Wednesday, October 20, 2010

Raise it to the sky

I am not a confrontational person. I don't like to stir up trouble. That's a polite way of saying that I'm a chickenshit and am usually too afraid of reprisals to take a stand against assholes. When I was working at the deli in high school my stomach would knot up to the point of nausea any time a customer was a jerk to me, even when the customer was completely in the wrong. I never sic the cops on borderline-dangerous drivers or loud neighbors because I don't want to make a stink or to run the risk that they'll know I was the one to make the call. When someone is rude to me, I'm far more likely to turn red and fume silently and then spend the rest of the day thinking of snappy comebacks.
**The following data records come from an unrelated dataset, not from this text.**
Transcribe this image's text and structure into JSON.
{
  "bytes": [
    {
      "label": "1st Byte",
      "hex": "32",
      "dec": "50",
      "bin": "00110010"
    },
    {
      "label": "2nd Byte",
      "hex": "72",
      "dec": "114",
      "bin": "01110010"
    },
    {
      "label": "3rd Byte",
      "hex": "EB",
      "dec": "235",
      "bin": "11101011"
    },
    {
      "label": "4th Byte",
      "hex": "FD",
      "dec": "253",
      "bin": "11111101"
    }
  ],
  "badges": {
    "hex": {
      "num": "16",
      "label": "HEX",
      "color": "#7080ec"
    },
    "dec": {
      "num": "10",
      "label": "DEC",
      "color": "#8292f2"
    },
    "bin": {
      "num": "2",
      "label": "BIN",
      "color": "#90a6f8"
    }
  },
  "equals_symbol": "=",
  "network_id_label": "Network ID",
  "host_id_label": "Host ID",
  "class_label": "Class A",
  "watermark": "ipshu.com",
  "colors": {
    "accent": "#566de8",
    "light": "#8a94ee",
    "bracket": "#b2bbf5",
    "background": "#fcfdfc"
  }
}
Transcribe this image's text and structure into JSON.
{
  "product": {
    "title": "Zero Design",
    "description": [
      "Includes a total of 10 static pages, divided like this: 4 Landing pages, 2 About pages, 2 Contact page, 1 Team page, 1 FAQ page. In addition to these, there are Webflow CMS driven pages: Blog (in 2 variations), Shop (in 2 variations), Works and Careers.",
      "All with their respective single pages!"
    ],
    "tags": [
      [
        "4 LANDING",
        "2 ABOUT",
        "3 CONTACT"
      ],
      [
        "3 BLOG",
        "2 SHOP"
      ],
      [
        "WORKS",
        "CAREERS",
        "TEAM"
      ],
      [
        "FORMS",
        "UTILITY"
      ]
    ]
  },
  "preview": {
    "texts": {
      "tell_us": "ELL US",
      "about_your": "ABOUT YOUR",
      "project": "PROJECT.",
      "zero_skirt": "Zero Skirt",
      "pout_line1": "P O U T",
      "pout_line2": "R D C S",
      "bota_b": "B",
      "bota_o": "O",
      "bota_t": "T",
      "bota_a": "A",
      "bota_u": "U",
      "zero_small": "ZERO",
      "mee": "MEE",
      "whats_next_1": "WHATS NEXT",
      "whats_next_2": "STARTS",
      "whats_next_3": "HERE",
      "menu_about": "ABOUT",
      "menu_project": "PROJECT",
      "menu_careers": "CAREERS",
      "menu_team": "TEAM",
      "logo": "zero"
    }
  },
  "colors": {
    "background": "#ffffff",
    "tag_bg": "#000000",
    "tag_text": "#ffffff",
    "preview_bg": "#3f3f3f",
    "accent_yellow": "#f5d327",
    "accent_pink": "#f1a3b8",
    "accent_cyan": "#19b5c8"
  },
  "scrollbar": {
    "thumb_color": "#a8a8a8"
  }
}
The one place I'm most likely to stick up for myself is in the car, since in the city you have to be a little aggressive if you don't want to get run down and pushed around. To leave the building where I work, employees have to go through a stoplight at the top of a curve and a hill, meaning that oncoming cars don't see us until we're right at the light. Because there are only a few of us at any one time and lots and lots of cars turning left onto the bypass, if you're not at the light when it turns green, the whole line of left-turners tend to assume they're going to get to go first. I usually just roll on out into the intersection, because I've found that if I hesitate, the turning cars just keep pushing through even though I have the right of way. I did this today, and let me clarify - I did not come close to hitting the other car. The driver did not have to slam on his brakes or swerve to avoid me. If he'd kept on coming, I would have stopped. I wasn't going to play chicken with him. But it was my turn, so I rolled out.

And he slowed, then stopped, and then he starting yelling. Now, I occasionally get the palms-up what the hell? from people at that intersection. I've given it to other people at that intersection on more than one occasion. Every now and then, someone will decide they should've been allowed to break the rules and go first and they'll honk. But this guy lost. his. shit. He was screaming at me and of course I couldn't hear him, but there are certain words that are really, really easy to lip-read. And he was shouting them with such vigor that I'm sure he was spraying his dash with spit. All because I had the audacity to decline his attempt to cut me off in traffic, basically. For once, I didn't hesitate, didn't worry about whether or not it would piss him off. I would've loved a moment to hold up a neatly-lettered sign inviting him to eat a bowl of dicks with a side of entitlement sauce, but there just wasn't time. So I calmly and serenely raised my middle finger high as I drove past him. Maybe I should've been the bigger person, or refrained from baiting a guy who clearly has anger issues, but I say screw it. He deserved it and it felt good to give it to him.

1 comment:

  1. It does feel so good, doesn't it. Especially when you're right.

    On the route to my parents' house there is a series of 4way stops and an entire neighbourhood of people who are befuddled by them. I actually honked at someone a couple weeks ago, it was Awesome. The kids were all, "why did you use the horn?" and I was all, "because that guy was WRONG." I left off the "bitches" at the end that I wanted to add, because they are impressionable children.

    Anyway. Good for you!